Start of Block
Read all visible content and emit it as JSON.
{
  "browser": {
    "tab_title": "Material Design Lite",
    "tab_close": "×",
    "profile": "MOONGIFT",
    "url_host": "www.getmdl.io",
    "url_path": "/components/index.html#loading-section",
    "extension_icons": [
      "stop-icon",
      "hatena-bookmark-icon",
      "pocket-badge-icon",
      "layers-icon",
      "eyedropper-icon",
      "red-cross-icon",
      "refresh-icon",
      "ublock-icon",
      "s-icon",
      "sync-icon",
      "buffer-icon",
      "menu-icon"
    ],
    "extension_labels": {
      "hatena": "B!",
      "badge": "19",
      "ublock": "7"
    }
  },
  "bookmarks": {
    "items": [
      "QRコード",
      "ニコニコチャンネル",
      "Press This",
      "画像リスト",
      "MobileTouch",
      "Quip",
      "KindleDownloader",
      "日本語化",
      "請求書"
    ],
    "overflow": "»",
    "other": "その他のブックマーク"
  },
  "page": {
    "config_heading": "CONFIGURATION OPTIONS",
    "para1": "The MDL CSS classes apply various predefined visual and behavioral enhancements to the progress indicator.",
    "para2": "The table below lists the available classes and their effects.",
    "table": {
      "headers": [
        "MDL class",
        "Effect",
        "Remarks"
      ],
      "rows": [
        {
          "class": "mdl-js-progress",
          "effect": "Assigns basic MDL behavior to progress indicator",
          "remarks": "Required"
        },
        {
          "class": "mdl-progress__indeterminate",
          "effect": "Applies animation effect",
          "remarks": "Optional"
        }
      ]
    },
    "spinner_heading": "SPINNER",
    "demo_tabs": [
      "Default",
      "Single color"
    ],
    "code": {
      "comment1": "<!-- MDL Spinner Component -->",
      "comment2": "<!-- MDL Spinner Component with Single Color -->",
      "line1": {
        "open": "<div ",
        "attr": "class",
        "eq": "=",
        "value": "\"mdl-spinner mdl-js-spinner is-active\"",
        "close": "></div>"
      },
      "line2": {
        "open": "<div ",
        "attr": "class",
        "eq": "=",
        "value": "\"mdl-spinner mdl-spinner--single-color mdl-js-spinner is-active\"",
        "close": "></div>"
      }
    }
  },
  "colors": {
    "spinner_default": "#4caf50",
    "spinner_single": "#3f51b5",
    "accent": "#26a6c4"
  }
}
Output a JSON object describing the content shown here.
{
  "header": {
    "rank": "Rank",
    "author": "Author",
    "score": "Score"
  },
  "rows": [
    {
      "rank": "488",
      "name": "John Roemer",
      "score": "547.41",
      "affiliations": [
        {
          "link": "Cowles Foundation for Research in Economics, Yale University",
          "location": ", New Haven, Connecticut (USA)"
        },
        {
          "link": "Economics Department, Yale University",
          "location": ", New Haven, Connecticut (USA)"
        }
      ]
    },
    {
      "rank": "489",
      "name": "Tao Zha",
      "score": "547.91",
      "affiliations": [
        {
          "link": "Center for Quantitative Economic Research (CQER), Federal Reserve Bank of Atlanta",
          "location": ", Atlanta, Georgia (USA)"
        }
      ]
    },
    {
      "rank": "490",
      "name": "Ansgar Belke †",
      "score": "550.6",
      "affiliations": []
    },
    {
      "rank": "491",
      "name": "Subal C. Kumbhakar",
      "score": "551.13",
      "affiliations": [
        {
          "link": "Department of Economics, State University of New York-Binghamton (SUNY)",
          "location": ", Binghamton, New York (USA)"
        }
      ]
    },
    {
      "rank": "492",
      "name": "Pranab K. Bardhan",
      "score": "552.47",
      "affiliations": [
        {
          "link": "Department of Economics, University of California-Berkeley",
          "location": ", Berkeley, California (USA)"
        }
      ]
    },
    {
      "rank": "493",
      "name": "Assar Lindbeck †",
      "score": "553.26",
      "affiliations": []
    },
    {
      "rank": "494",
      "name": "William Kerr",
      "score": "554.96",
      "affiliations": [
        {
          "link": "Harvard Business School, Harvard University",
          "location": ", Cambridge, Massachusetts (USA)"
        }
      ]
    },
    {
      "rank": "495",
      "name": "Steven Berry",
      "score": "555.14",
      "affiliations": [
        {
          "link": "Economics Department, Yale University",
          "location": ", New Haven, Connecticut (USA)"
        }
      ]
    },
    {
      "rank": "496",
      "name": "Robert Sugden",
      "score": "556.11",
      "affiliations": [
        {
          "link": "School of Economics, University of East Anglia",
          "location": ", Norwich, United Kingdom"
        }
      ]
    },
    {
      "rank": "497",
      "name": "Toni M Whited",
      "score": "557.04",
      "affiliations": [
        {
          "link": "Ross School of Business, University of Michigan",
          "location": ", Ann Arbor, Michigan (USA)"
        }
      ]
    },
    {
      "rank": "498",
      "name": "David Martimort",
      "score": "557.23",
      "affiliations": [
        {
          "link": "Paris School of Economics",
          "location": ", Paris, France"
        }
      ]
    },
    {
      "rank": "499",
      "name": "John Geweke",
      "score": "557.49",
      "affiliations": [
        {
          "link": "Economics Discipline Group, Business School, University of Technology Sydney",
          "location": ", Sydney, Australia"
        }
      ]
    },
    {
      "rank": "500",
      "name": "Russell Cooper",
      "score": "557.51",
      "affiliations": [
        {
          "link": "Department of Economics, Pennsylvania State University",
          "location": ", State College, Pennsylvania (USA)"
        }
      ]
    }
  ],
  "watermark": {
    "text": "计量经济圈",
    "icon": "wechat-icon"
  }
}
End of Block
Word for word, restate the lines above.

§ EXPECTED ANSWER
Read all visible content and emit it as JSON.
{
  "browser": {
    "tab_title": "Material Design Lite",
    "tab_close": "×",
    "profile": "MOONGIFT",
    "url_host": "www.getmdl.io",
    "url_path": "/components/index.html#loading-section",
    "extension_icons": [
      "stop-icon",
      "hatena-bookmark-icon",
      "pocket-badge-icon",
      "layers-icon",
      "eyedropper-icon",
      "red-cross-icon",
      "refresh-icon",
      "ublock-icon",
      "s-icon",
      "sync-icon",
      "buffer-icon",
      "menu-icon"
    ],
    "extension_labels": {
      "hatena": "B!",
      "badge": "19",
      "ublock": "7"
    }
  },
  "bookmarks": {
    "items": [
      "QRコード",
      "ニコニコチャンネル",
      "Press This",
      "画像リスト",
      "MobileTouch",
      "Quip",
      "KindleDownloader",
      "日本語化",
      "請求書"
    ],
    "overflow": "»",
    "other": "その他のブックマーク"
  },
  "page": {
    "config_heading": "CONFIGURATION OPTIONS",
    "para1": "The MDL CSS classes apply various predefined visual and behavioral enhancements to the progress indicator.",
    "para2": "The table below lists the available classes and their effects.",
    "table": {
      "headers": [
        "MDL class",
        "Effect",
        "Remarks"
      ],
      "rows": [
        {
          "class": "mdl-js-progress",
          "effect": "Assigns basic MDL behavior to progress indicator",
          "remarks": "Required"
        },
        {
          "class": "mdl-progress__indeterminate",
          "effect": "Applies animation effect",
          "remarks": "Optional"
        }
      ]
    },
    "spinner_heading": "SPINNER",
    "demo_tabs": [
      "Default",
      "Single color"
    ],
    "code": {
      "comment1": "<!-- MDL Spinner Component -->",
      "comment2": "<!-- MDL Spinner Component with Single Color -->",
      "line1": {
        "open": "<div ",
        "attr": "class",
        "eq": "=",
        "value": "\"mdl-spinner mdl-js-spinner is-active\"",
        "close": "></div>"
      },
      "line2": {
        "open": "<div ",
        "attr": "class",
        "eq": "=",
        "value": "\"mdl-spinner mdl-spinner--single-color mdl-js-spinner is-active\"",
        "close": "></div>"
      }
    }
  },
  "colors": {
    "spinner_default": "#4caf50",
    "spinner_single": "#3f51b5",
    "accent": "#26a6c4"
  }
}
Output a JSON object describing the content shown here.
{
  "header": {
    "rank": "Rank",
    "author": "Author",
    "score": "Score"
  },
  "rows": [
    {
      "rank": "488",
      "name": "John Roemer",
      "score": "547.41",
      "affiliations": [
        {
          "link": "Cowles Foundation for Research in Economics, Yale University",
          "location": ", New Haven, Connecticut (USA)"
        },
        {
          "link": "Economics Department, Yale University",
          "location": ", New Haven, Connecticut (USA)"
        }
      ]
    },
    {
      "rank": "489",
      "name": "Tao Zha",
      "score": "547.91",
      "affiliations": [
        {
          "link": "Center for Quantitative Economic Research (CQER), Federal Reserve Bank of Atlanta",
          "location": ", Atlanta, Georgia (USA)"
        }
      ]
    },
    {
      "rank": "490",
      "name": "Ansgar Belke †",
      "score": "550.6",
      "affiliations": []
    },
    {
      "rank": "491",
      "name": "Subal C. Kumbhakar",
      "score": "551.13",
      "affiliations": [
        {
          "link": "Department of Economics, State University of New York-Binghamton (SUNY)",
          "location": ", Binghamton, New York (USA)"
        }
      ]
    },
    {
      "rank": "492",
      "name": "Pranab K. Bardhan",
      "score": "552.47",
      "affiliations": [
        {
          "link": "Department of Economics, University of California-Berkeley",
          "location": ", Berkeley, California (USA)"
        }
      ]
    },
    {
      "rank": "493",
      "name": "Assar Lindbeck †",
      "score": "553.26",
      "affiliations": []
    },
    {
      "rank": "494",
      "name": "William Kerr",
      "score": "554.96",
      "affiliations": [
        {
          "link": "Harvard Business School, Harvard University",
          "location": ", Cambridge, Massachusetts (USA)"
        }
      ]
    },
    {
      "rank": "495",
      "name": "Steven Berry",
      "score": "555.14",
      "affiliations": [
        {
          "link": "Economics Department, Yale University",
          "location": ", New Haven, Connecticut (USA)"
        }
      ]
    },
    {
      "rank": "496",
      "name": "Robert Sugden",
      "score": "556.11",
      "affiliations": [
        {
          "link": "School of Economics, University of East Anglia",
          "location": ", Norwich, United Kingdom"
        }
      ]
    },
    {
      "rank": "497",
      "name": "Toni M Whited",
      "score": "557.04",
      "affiliations": [
        {
          "link": "Ross School of Business, University of Michigan",
          "location": ", Ann Arbor, Michigan (USA)"
        }
      ]
    },
    {
      "rank": "498",
      "name": "David Martimort",
      "score": "557.23",
      "affiliations": [
        {
          "link": "Paris School of Economics",
          "location": ", Paris, France"
        }
      ]
    },
    {
      "rank": "499",
      "name": "John Geweke",
      "score": "557.49",
      "affiliations": [
        {
          "link": "Economics Discipline Group, Business School, University of Technology Sydney",
          "location": ", Sydney, Australia"
        }
      ]
    },
    {
      "rank": "500",
      "name": "Russell Cooper",
      "score": "557.51",
      "affiliations": [
        {
          "link": "Department of Economics, Pennsylvania State University",
          "location": ", State College, Pennsylvania (USA)"
        }
      ]
    }
  ],
  "watermark": {
    "text": "计量经济圈",
    "icon": "wechat-icon"
  }
}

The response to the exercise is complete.